I teach an on-line Introduction to Broadcasting course, and my teenage-20s students discussed vinyl vs. digital recordings in an assignment. I was surprised how many loved vinyl, because it created an emotional response in them that the music alone did not. The sight and sound of the visible mechanics were more important and heart-felt than the ease and convenience of Echo, i-phone, etc.
I mean, where is the emotional payoff to shouting a song title across the room and having a robot play it? About the same as eating a McDonald’s hamburger, I suppose.
When I was a teen, 33.3 vinyl hi-fi stereo was it. The physical ritual of unpacking the LP, respectfully putting it on the platter, carefully placing the arm on the disc and watching it’s leisurely spin was an important part of the music experience.

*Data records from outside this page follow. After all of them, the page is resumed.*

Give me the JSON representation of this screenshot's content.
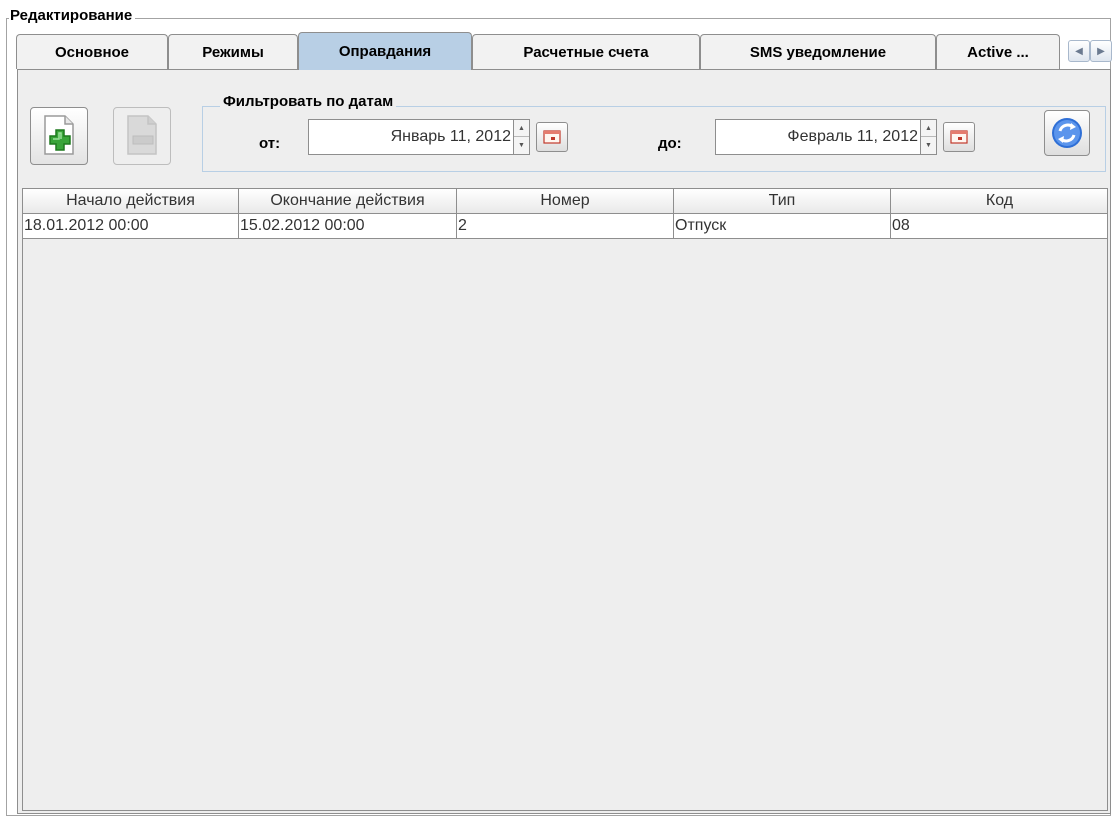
{
  "editing_title": "Редактирование",
  "tabs": [
    {
      "label": "Основное",
      "selected": false
    },
    {
      "label": "Режимы",
      "selected": false
    },
    {
      "label": "Оправдания",
      "selected": true
    },
    {
      "label": "Расчетные счета",
      "selected": false
    },
    {
      "label": "SMS уведомление",
      "selected": false
    },
    {
      "label": "Active ...",
      "selected": false
    }
  ],
  "tab_scroll": {
    "left_icon": "arrow-left-icon",
    "right_icon": "arrow-right-icon"
  },
  "toolbar": {
    "add_icon": "document-add-icon",
    "remove_icon": "document-remove-icon",
    "refresh_icon": "refresh-icon"
  },
  "filter": {
    "title": "Фильтровать по датам",
    "from_label": "от:",
    "from_value": "Январь 11, 2012",
    "to_label": "до:",
    "to_value": "Февраль 11, 2012",
    "calendar_icon": "calendar-icon"
  },
  "table": {
    "columns": [
      "Начало действия",
      "Окончание действия",
      "Номер",
      "Тип",
      "Код"
    ],
    "rows": [
      [
        "18.01.2012 00:00",
        "15.02.2012 00:00",
        "2",
        "Отпуск",
        "08"
      ]
    ]
  },
  "colors": {
    "selected_tab": "#b8cfe5",
    "panel_background": "#eeeeee",
    "border": "#8e8e8e",
    "add_icon_green": "#3aa53a",
    "refresh_icon_blue": "#2f6fd6"
  }
}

In high school, I bought one of these hand-crank non-electric phonographs and a stack of 78s for pennies at an antique store. We’d take it on picnics and be astonished — this was way before Walkman. The first time we heard “I Put a Spell on You” by Screamin’ Jay Hawkins, on a 78, all scratchy and tinny, dependent on cranks and gears and belts and springs, and… no electricity. It was a different world. It was life-changing. It opened new doors of perception.

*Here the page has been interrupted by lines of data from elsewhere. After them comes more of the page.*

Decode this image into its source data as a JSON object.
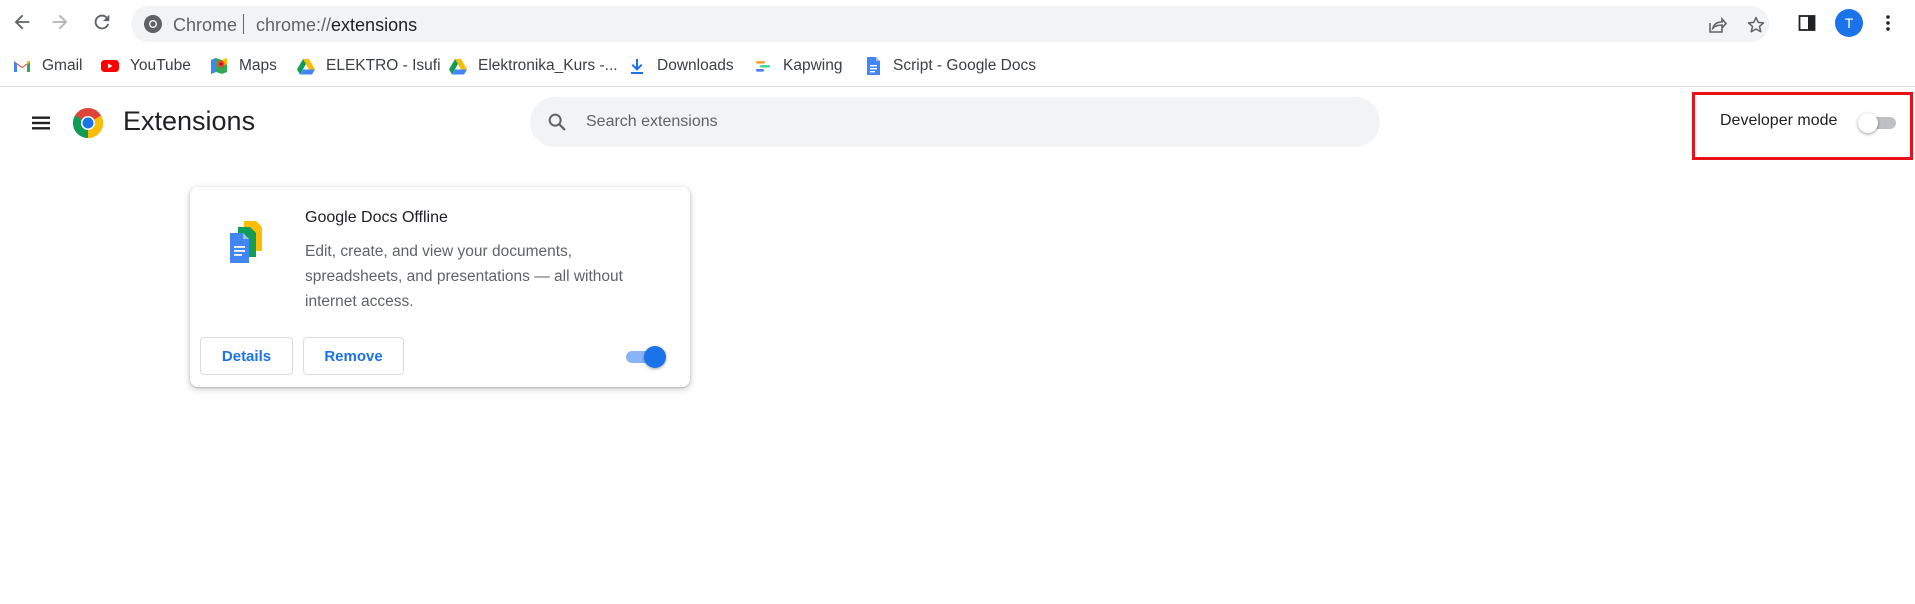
{
  "browser": {
    "omnibox": {
      "site_label": "Chrome",
      "url_scheme": "chrome://",
      "url_host": "extensions"
    },
    "profile_initial": "T"
  },
  "bookmarks": [
    {
      "label": "Gmail",
      "icon": "gmail-icon"
    },
    {
      "label": "YouTube",
      "icon": "youtube-icon"
    },
    {
      "label": "Maps",
      "icon": "maps-icon"
    },
    {
      "label": "ELEKTRO - Isufi",
      "icon": "google-drive-icon"
    },
    {
      "label": "Elektronika_Kurs -...",
      "icon": "google-drive-icon"
    },
    {
      "label": "Downloads",
      "icon": "download-icon"
    },
    {
      "label": "Kapwing",
      "icon": "kapwing-icon"
    },
    {
      "label": "Script - Google Docs",
      "icon": "google-docs-icon"
    }
  ],
  "extensions_page": {
    "title": "Extensions",
    "search_placeholder": "Search extensions",
    "developer_mode": {
      "label": "Developer mode",
      "enabled": false
    },
    "extensions": [
      {
        "name": "Google Docs Offline",
        "description": "Edit, create, and view your documents, spreadsheets, and presentations — all without internet access.",
        "details_label": "Details",
        "remove_label": "Remove",
        "enabled": true,
        "icon": "google-docs-offline-icon"
      }
    ]
  },
  "colors": {
    "accent": "#1a73e8",
    "highlight_box": "#e8111a",
    "search_bg": "#f1f3f4"
  }
}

I get what my students, 50 years later, are feeling, and I like it.